-- EXTRACTED DATA follows --
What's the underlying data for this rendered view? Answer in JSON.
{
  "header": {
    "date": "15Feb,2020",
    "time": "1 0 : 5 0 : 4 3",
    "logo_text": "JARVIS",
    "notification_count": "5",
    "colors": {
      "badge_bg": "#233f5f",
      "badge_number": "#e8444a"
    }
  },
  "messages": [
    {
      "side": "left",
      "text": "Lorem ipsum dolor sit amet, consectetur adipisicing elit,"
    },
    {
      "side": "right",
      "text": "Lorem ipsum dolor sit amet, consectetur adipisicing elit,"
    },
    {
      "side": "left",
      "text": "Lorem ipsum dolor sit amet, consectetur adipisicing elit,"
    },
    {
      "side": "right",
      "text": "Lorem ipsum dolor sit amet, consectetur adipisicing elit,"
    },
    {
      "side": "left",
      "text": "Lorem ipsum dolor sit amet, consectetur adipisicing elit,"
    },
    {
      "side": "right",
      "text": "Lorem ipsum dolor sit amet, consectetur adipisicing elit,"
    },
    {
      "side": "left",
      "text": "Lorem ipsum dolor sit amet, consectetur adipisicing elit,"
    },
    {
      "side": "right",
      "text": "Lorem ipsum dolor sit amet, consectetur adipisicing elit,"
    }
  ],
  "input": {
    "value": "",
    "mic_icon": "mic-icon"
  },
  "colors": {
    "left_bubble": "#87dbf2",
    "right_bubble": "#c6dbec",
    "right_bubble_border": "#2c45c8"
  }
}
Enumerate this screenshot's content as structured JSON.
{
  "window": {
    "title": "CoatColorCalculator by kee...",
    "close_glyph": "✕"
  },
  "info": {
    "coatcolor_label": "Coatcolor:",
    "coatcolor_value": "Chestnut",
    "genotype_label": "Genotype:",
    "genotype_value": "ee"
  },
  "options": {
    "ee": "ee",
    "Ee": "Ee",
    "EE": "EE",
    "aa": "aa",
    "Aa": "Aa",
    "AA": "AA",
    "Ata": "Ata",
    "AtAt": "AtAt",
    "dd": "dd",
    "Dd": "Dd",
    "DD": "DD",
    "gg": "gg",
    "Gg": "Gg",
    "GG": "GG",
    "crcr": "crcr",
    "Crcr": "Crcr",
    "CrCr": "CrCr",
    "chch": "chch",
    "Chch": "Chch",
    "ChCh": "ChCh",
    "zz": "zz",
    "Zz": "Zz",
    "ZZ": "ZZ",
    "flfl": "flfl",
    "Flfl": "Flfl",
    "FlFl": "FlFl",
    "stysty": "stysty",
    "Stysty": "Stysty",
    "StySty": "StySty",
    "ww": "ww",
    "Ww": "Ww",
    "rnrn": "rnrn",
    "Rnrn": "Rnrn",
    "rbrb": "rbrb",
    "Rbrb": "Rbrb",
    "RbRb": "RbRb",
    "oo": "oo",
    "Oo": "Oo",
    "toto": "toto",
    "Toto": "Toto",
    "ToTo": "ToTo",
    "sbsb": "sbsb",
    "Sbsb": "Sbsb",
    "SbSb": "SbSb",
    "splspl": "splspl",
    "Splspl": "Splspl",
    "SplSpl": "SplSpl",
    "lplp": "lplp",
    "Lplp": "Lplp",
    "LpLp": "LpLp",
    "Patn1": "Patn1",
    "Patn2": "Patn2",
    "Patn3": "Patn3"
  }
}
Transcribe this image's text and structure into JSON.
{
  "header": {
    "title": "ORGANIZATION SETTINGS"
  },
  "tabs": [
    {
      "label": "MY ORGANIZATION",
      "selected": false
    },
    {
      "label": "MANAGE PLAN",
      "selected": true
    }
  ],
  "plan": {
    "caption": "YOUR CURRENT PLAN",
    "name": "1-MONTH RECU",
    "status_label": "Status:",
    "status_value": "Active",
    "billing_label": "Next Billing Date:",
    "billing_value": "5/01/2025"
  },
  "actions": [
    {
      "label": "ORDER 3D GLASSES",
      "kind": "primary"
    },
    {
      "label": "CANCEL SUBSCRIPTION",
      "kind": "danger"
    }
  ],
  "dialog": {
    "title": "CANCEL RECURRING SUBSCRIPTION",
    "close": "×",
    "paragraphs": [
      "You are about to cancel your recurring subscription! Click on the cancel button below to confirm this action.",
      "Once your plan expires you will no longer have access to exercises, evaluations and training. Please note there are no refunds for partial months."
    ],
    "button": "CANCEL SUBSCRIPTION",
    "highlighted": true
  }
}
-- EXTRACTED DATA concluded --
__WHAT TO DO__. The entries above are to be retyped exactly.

__OUTPUT FOR THIS TASK__.
What's the underlying data for this rendered view? Answer in JSON.
{
  "header": {
    "date": "15Feb,2020",
    "time": "1 0 : 5 0 : 4 3",
    "logo_text": "JARVIS",
    "notification_count": "5",
    "colors": {
      "badge_bg": "#233f5f",
      "badge_number": "#e8444a"
    }
  },
  "messages": [
    {
      "side": "left",
      "text": "Lorem ipsum dolor sit amet, consectetur adipisicing elit,"
    },
    {
      "side": "right",
      "text": "Lorem ipsum dolor sit amet, consectetur adipisicing elit,"
    },
    {
      "side": "left",
      "text": "Lorem ipsum dolor sit amet, consectetur adipisicing elit,"
    },
    {
      "side": "right",
      "text": "Lorem ipsum dolor sit amet, consectetur adipisicing elit,"
    },
    {
      "side": "left",
      "text": "Lorem ipsum dolor sit amet, consectetur adipisicing elit,"
    },
    {
      "side": "right",
      "text": "Lorem ipsum dolor sit amet, consectetur adipisicing elit,"
    },
    {
      "side": "left",
      "text": "Lorem ipsum dolor sit amet, consectetur adipisicing elit,"
    },
    {
      "side": "right",
      "text": "Lorem ipsum dolor sit amet, consectetur adipisicing elit,"
    }
  ],
  "input": {
    "value": "",
    "mic_icon": "mic-icon"
  },
  "colors": {
    "left_bubble": "#87dbf2",
    "right_bubble": "#c6dbec",
    "right_bubble_border": "#2c45c8"
  }
}
Enumerate this screenshot's content as structured JSON.
{
  "window": {
    "title": "CoatColorCalculator by kee...",
    "close_glyph": "✕"
  },
  "info": {
    "coatcolor_label": "Coatcolor:",
    "coatcolor_value": "Chestnut",
    "genotype_label": "Genotype:",
    "genotype_value": "ee"
  },
  "options": {
    "ee": "ee",
    "Ee": "Ee",
    "EE": "EE",
    "aa": "aa",
    "Aa": "Aa",
    "AA": "AA",
    "Ata": "Ata",
    "AtAt": "AtAt",
    "dd": "dd",
    "Dd": "Dd",
    "DD": "DD",
    "gg": "gg",
    "Gg": "Gg",
    "GG": "GG",
    "crcr": "crcr",
    "Crcr": "Crcr",
    "CrCr": "CrCr",
    "chch": "chch",
    "Chch": "Chch",
    "ChCh": "ChCh",
    "zz": "zz",
    "Zz": "Zz",
    "ZZ": "ZZ",
    "flfl": "flfl",
    "Flfl": "Flfl",
    "FlFl": "FlFl",
    "stysty": "stysty",
    "Stysty": "Stysty",
    "StySty": "StySty",
    "ww": "ww",
    "Ww": "Ww",
    "rnrn": "rnrn",
    "Rnrn": "Rnrn",
    "rbrb": "rbrb",
    "Rbrb": "Rbrb",
    "RbRb": "RbRb",
    "oo": "oo",
    "Oo": "Oo",
    "toto": "toto",
    "Toto": "Toto",
    "ToTo": "ToTo",
    "sbsb": "sbsb",
    "Sbsb": "Sbsb",
    "SbSb": "SbSb",
    "splspl": "splspl",
    "Splspl": "Splspl",
    "SplSpl": "SplSpl",
    "lplp": "lplp",
    "Lplp": "Lplp",
    "LpLp": "LpLp",
    "Patn1": "Patn1",
    "Patn2": "Patn2",
    "Patn3": "Patn3"
  }
}
Transcribe this image's text and structure into JSON.
{
  "header": {
    "title": "ORGANIZATION SETTINGS"
  },
  "tabs": [
    {
      "label": "MY ORGANIZATION",
      "selected": false
    },
    {
      "label": "MANAGE PLAN",
      "selected": true
    }
  ],
  "plan": {
    "caption": "YOUR CURRENT PLAN",
    "name": "1-MONTH RECU",
    "status_label": "Status:",
    "status_value": "Active",
    "billing_label": "Next Billing Date:",
    "billing_value": "5/01/2025"
  },
  "actions": [
    {
      "label": "ORDER 3D GLASSES",
      "kind": "primary"
    },
    {
      "label": "CANCEL SUBSCRIPTION",
      "kind": "danger"
    }
  ],
  "dialog": {
    "title": "CANCEL RECURRING SUBSCRIPTION",
    "close": "×",
    "paragraphs": [
      "You are about to cancel your recurring subscription! Click on the cancel button below to confirm this action.",
      "Once your plan expires you will no longer have access to exercises, evaluations and training. Please note there are no refunds for partial months."
    ],
    "button": "CANCEL SUBSCRIPTION",
    "highlighted": true
  }
}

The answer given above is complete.